Don Khone Sloth Rocket

To say that I am a slow traveler is a gross understatement.  I think the term sloth-like is more accurate.  I like to take my time, get lost, distracted, involved in my travels.  I don’t care much for ‘tomorrow’ pressing on my backside.  There are times, however, when I must suspend my preference and rocket through a place.

My tour of Sii Pan Don, Four Thousand Islands, has long been on my list of places in Laos to visit.  It is a shame that I only have 24 hours to spend here.  Located at the southernmost tip of Laos on the Cambodian border, this cluster of islands in the Mekong River is a tranquil paradise.  I skipped the two largest and most popular islands, Don Khong and Don Det, and headed straight for Don Khone – the more serene of the three islands.  As I expected, the island of Don Khone is friendly, laid back and incredibly quiet.

I chose to stay at Pan’s guest house partly because of the owner’s low pressure sales tactic (“I have a guesthouse.  Would you like to take a look?” about as blaze) and partly because I was too tired to look at anything else.  The guesthouse is a series of seven wooden bungalows running perpendicular to the river.  I chose room #7 closest to the river – an end unit offering two sets of windows for ultimate cross ventilation.  Outside, there is a sign which reads “In our rooms the fans work from 6pm to 2am”.  It’s early October, so 2am came around 9 o’clock – plenty cool enough to skip the fan and shut down the generator.  Blissful silence in perfect, cool sleeping weather.

At 3:27am, the roosters do a village check.  Someone close by started it, ‘Is everyone ok?’, he asks the starless night.  Around the village, cockerels sound off their agreement and assurance that all is well in Don Khone.  I lie awake in bed and listen to them settle.

‘Today I arrived. Tomorrow I will leave. Not enough time. Not enough at all’.

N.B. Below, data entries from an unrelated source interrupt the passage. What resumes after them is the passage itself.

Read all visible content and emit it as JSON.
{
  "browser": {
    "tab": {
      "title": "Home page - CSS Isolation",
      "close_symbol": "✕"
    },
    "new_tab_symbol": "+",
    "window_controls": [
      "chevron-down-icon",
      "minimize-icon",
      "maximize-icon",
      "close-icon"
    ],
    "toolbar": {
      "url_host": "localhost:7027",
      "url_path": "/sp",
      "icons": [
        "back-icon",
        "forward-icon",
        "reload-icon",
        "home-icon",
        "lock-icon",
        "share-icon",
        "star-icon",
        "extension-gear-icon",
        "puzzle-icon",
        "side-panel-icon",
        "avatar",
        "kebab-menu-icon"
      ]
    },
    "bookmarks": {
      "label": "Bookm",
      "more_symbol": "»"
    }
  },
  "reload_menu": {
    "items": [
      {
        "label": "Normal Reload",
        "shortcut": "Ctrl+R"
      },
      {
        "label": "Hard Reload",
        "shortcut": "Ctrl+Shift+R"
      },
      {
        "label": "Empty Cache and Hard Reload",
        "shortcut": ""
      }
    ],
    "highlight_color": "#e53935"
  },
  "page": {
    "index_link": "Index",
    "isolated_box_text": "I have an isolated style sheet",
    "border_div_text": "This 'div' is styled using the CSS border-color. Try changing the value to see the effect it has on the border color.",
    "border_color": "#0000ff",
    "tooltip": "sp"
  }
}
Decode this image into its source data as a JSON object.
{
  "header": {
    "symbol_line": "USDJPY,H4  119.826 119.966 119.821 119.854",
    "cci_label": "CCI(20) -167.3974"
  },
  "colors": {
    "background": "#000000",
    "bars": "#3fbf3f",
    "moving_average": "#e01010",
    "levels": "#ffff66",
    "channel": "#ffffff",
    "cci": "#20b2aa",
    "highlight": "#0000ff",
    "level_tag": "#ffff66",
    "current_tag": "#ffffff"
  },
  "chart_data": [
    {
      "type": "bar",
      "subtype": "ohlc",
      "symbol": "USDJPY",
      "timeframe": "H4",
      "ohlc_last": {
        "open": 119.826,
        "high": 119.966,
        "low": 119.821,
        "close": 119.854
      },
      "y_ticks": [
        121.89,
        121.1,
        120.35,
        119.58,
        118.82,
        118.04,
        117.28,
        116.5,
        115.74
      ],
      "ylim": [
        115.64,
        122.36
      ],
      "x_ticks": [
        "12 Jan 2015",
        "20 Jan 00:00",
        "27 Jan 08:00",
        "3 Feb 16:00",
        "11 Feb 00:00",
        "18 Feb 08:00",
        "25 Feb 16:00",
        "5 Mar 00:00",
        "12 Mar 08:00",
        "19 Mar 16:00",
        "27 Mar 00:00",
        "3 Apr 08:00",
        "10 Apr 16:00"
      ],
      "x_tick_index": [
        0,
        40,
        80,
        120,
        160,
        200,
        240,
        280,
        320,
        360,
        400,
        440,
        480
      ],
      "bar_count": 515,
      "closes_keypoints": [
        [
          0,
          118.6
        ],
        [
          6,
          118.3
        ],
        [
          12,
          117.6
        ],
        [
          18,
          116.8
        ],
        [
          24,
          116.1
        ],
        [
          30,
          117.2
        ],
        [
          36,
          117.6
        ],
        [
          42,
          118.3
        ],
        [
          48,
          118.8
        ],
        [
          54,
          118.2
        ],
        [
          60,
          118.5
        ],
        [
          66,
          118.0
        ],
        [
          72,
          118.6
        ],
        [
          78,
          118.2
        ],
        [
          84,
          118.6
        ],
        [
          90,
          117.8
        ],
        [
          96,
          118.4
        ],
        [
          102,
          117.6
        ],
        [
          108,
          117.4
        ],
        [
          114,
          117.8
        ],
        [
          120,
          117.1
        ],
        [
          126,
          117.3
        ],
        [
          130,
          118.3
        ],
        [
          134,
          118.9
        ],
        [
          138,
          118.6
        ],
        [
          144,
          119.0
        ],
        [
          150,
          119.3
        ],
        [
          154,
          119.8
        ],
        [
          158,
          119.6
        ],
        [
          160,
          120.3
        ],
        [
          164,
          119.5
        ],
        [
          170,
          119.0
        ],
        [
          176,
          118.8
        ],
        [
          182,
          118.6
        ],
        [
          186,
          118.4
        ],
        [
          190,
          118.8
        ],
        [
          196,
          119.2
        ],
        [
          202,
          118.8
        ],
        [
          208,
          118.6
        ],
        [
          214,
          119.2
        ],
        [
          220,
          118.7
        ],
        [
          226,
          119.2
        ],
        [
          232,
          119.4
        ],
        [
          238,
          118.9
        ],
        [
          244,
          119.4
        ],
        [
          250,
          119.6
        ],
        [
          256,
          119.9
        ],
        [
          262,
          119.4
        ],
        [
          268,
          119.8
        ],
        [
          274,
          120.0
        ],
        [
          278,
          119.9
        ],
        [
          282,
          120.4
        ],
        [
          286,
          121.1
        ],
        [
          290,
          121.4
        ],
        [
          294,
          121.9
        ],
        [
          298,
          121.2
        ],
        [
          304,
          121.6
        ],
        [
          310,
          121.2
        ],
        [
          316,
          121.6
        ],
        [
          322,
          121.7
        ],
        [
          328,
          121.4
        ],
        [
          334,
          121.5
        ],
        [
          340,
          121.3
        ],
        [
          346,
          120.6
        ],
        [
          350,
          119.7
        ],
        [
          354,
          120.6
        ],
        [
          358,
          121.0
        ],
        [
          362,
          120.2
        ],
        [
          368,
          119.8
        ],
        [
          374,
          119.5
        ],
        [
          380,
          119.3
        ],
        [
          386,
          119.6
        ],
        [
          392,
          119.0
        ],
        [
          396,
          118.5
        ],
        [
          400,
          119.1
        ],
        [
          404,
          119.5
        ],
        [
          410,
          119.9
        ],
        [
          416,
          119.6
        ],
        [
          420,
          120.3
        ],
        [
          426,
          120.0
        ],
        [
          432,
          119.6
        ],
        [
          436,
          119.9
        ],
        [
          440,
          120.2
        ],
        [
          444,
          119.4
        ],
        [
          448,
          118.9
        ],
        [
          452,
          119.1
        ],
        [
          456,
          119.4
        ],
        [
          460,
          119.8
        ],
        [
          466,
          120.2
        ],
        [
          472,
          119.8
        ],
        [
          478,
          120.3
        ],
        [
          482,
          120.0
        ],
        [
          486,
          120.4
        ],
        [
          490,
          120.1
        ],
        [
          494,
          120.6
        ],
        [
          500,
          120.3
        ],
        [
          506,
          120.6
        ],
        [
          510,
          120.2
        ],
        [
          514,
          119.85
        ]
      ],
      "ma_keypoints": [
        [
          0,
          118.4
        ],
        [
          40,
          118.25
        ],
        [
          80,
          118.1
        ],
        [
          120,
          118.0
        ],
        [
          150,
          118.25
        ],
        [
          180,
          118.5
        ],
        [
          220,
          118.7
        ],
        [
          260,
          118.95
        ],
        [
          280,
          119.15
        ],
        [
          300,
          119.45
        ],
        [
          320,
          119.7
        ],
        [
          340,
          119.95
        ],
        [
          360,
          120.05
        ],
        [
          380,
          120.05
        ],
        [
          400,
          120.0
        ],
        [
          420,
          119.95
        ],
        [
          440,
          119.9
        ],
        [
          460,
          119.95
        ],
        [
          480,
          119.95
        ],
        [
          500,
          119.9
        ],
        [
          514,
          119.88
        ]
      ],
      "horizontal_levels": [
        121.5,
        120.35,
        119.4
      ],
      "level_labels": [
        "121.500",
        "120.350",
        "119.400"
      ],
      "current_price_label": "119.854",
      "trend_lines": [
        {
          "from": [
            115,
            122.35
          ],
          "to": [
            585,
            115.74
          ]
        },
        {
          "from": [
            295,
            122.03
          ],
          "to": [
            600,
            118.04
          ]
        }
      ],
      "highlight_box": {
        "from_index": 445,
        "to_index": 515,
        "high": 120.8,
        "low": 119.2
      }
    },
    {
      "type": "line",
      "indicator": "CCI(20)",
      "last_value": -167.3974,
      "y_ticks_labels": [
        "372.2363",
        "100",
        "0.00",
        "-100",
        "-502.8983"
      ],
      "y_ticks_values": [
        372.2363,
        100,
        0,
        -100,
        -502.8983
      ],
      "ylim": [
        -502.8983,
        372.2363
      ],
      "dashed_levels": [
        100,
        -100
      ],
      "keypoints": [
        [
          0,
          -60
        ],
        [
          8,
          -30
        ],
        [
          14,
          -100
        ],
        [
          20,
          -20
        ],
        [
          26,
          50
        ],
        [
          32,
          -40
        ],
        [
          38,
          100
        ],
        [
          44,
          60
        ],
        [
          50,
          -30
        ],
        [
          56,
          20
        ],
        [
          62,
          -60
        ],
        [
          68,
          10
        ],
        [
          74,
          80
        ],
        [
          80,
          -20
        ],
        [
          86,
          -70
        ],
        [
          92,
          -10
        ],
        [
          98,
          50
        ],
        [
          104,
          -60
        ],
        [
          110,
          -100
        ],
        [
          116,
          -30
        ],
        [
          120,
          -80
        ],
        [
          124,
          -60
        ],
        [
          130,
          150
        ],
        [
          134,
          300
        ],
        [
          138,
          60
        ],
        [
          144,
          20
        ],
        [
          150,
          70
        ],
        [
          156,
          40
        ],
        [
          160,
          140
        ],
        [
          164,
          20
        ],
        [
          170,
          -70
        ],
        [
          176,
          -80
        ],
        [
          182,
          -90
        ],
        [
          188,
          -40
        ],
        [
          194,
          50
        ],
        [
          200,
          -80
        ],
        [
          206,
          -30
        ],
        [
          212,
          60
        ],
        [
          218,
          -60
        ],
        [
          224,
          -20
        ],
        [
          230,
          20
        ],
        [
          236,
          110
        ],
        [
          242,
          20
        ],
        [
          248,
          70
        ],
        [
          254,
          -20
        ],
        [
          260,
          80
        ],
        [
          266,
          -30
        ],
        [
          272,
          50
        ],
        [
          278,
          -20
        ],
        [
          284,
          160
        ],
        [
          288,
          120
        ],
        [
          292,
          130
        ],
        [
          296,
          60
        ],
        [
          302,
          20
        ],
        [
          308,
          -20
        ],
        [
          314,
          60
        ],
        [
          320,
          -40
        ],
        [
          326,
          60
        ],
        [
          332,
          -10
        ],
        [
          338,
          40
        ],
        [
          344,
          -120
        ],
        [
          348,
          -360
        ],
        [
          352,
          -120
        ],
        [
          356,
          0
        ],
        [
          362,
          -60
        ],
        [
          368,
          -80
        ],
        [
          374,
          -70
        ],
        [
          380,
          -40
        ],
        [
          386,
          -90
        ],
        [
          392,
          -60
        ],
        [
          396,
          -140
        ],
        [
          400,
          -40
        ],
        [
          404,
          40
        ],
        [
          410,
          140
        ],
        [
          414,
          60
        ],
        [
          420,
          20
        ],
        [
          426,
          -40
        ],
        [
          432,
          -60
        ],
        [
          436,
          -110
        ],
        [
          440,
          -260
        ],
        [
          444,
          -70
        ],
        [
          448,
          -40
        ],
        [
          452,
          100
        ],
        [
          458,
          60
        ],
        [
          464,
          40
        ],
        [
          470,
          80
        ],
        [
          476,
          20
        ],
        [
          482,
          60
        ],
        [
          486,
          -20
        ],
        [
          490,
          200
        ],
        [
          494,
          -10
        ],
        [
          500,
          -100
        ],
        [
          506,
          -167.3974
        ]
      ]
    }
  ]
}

I feel like I am a sloth riding on a rocket.

I get out of bed and go outside to look at the night, the silhouettes of the palms in the waning full moon – to squeeze another twenty minutes of observation into a timeline which does my location no justice.  ‘I should have planned for a week here, maybe two,’ I think to myself, sigh, and return to bed.

In the morning I sit and write and drink coffee and talk with a few other travelers.  I don’t want to leave but I arrange for a boat to take me to the mainland around 1 or 2 pm.  I have some more coffee and some rice soup with lots of roasted garlic.  The boat captain arrives.  He laughs at me.  He can take me to the mainland, but there are no buses to take me to Pakse until tomorrow. 

Plans change.  Life is a series of changes and unexpected events.  I ask the guesthouse keeper if room #7 is available.  She smiles.  I tell the boat captain to meet me the next morning around 7 am.  Agreed, I put my bag back in the room, and head off to look at the waterfalls.



"There is a theory which states that if ever anybody discovers exactly what the Universe is for and why it is here, it will instantly disappear and be replaced by something even more bizarre and inexplicable. There is another theory which states that this has already happened."

Douglas Adams
English humorist & science fiction novelist (1952 - 2001)


No comments: